this is a week to celebrate nurses. There are many nurses in my life aside from myself: family, friends, past colleagues, and students. Amazing individuals and I’m proud to be one (once a nurse, always a nurse)!

For this post, I’m sharing one of my favorite experiences. My time as a cancer and hospice nurse is still the most impactful time of my life. My patients taught me so much. They gave me courage, tears, honesty, love, respect, humility, hope, acceptance, and a calm view of the totality of life.

Back in 1996, I worked at the University of Tennessee medical center (go Vols! But orange ain’t my color), while Peyton was quarterback there. Night nurse. 7 on and 7 off. Brutal, but continuity for patients. We became family – dysfunctions and sacrifices.

They found out I did not know how to Macarena. Shocking! They them flashmobbed me at 2 am… And I do mean flashed. Hospital gowns, IV poles, and catheters. Not pretty. But they were enthusiastic, cheering, laughing, and successful. I learned the Macarena, but I also learned to enjoy the small things.
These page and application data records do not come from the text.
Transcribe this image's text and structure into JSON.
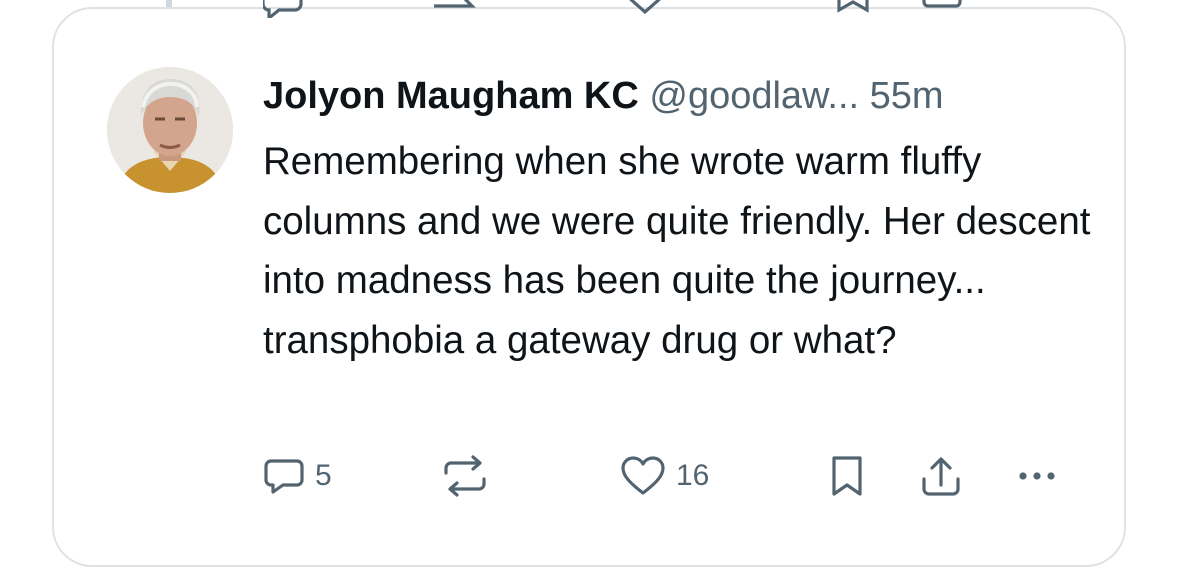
{
  "tweet": {
    "author_name": "Jolyon Maugham KC",
    "handle": "@goodlaw...",
    "time": "55m",
    "text": "Remembering when she wrote warm fluffy columns and we were quite friendly. Her descent into madness has been quite the journey... transphobia a gateway drug or what?",
    "avatar_icon": "profile-photo",
    "actions": {
      "reply_count": "5",
      "like_count": "16"
    }
  },
  "colors": {
    "text_primary": "#0f1419",
    "text_secondary": "#536471",
    "border": "#dde2e6"
  }
}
So thank a nurse. You never know what happens when you’re not there with your loved ones. Sometimes, it’s just not something we would be document in a chart!